Black History month February is Black History Month! This month is dedicated to learning about, reflecting on, and celebrating Black history. Here is a list of picture books about Black history, that...

What’s On This Week – February 11-17

You and Your Baby Come chat with other moms about topics like birth experience and challenges in adjusting to parenthood. This program is for first time moms with infants birth to 9 months. Brittany Glen EarlyONTuesdays, 1:30pm-3:00pmFebruary 20 – March 26Register...

What’s On This Week – February 4-10

Black History month February is Black History Month! This month is dedicated to learning about, reflecting on, and celebrating Black history. Here is a list of picture books about Black history, that include some ways to help your child further engage with the books....

What’s On This Week – Janurary 28-February 3

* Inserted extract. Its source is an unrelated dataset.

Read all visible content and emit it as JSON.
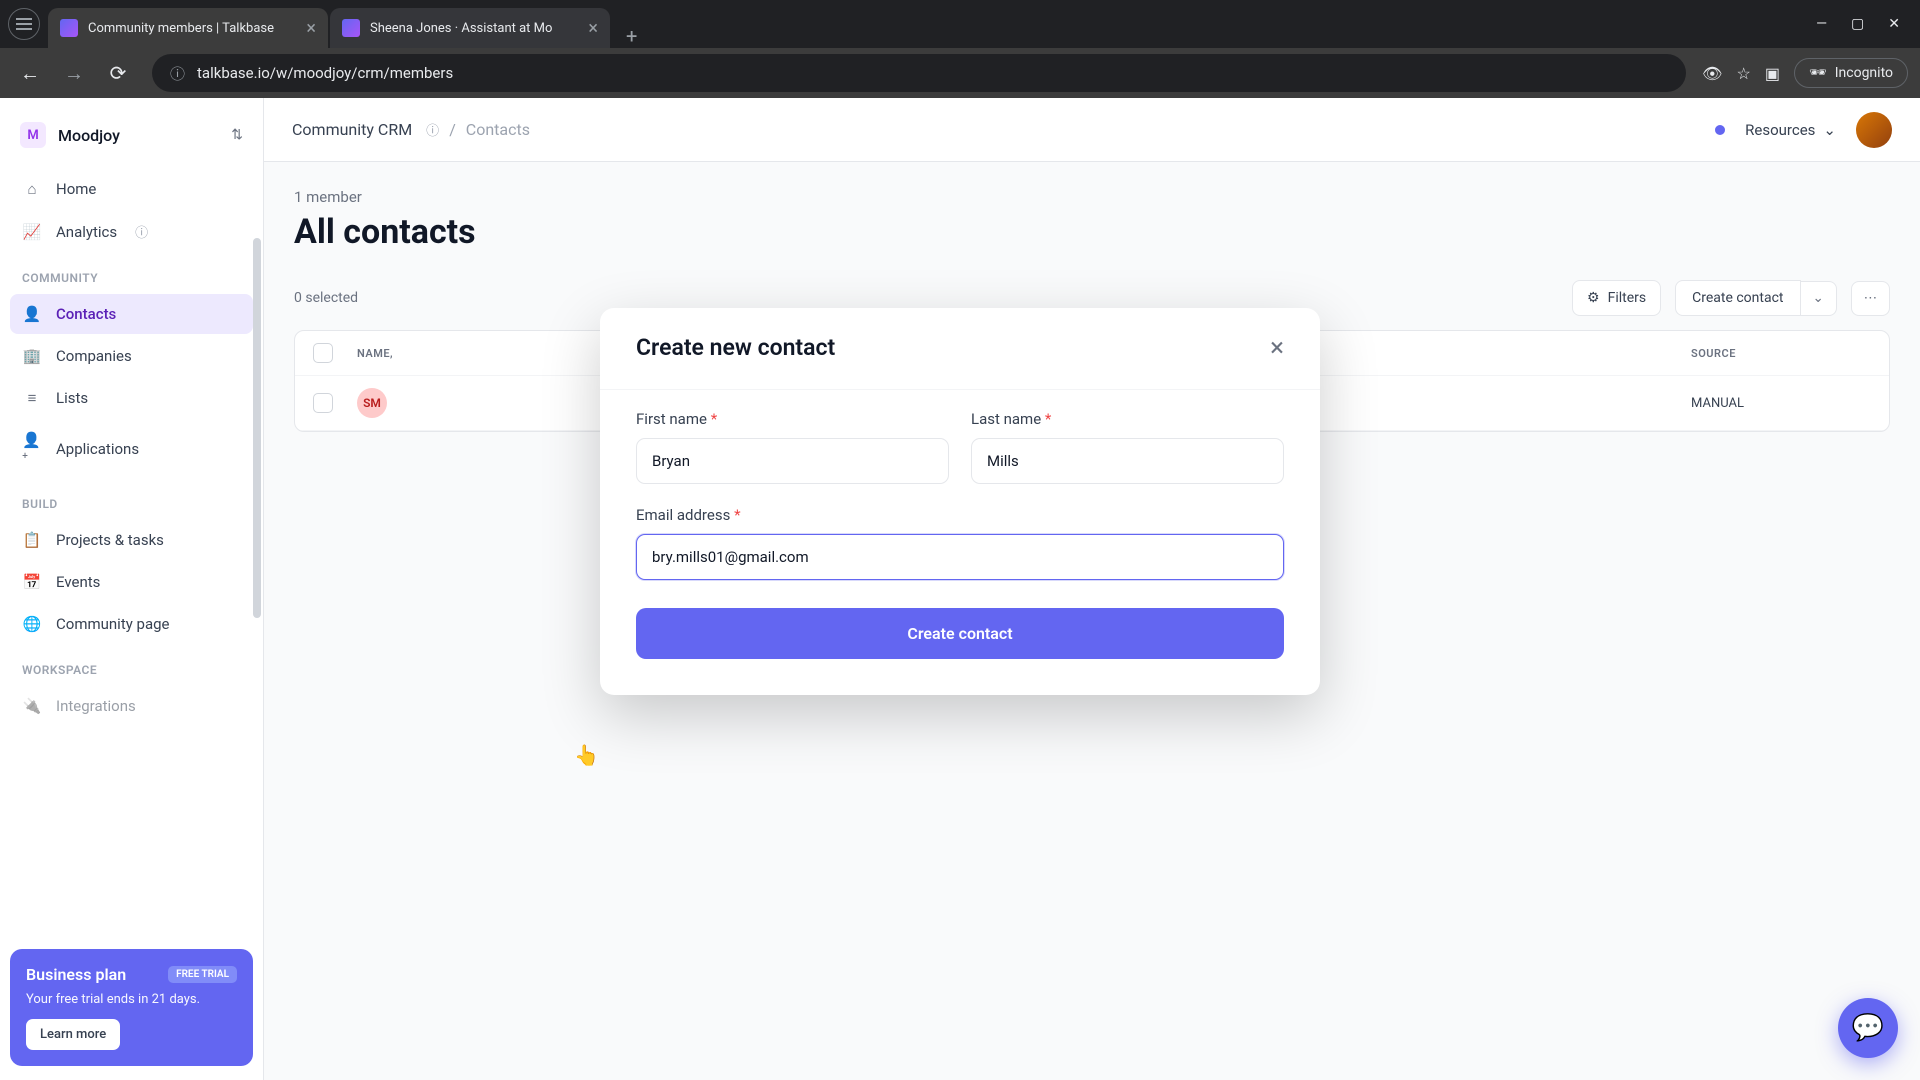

Prenatal Classes If you, or someone you know, are expecting a baby, BridgeWay offers free prenatal classes! Come get your questions answered with the most current information so that you can feel confident and prepared for this exciting time. Online (through...

What’s On This Week – January 21-27

Become a Member of BridgeWay! Signing up for membership is FREE and shows your support for the work we do. As a member, you will be invited to: Help us shape the direction of our organization with members-only surveys; Vote at our Annual General Meeting on June 2024;...

Play Ideas

LGBTQ2S+ Books for Children Birth to 6 Years

We’ve put together a list of books celebrating LGBTQ2S+ children and families! These books are perfect for children with queer parents/caregivers to see families like theirs, for children to see themselves and their peers, and for everyone to learn about and celebrate...

7 Children’s Books Celebrating Asian Authors, Stories and Cultures

Picture books are a great way for children to learn about cultures as well as celebrate themselves and their family. These 7 books are written by authors of Asian descent with themes we can all relate to – feeling loved and connected, showing love and of course loving...

Creative Ways to Build Ramps

Ramps are a fun and interactive tool for children to explore math and science concepts. When they roll a toy down a ramp, they're learning to make predictions and problem solve while also learning about concepts like motion, speed, and cause and effect. There are fun...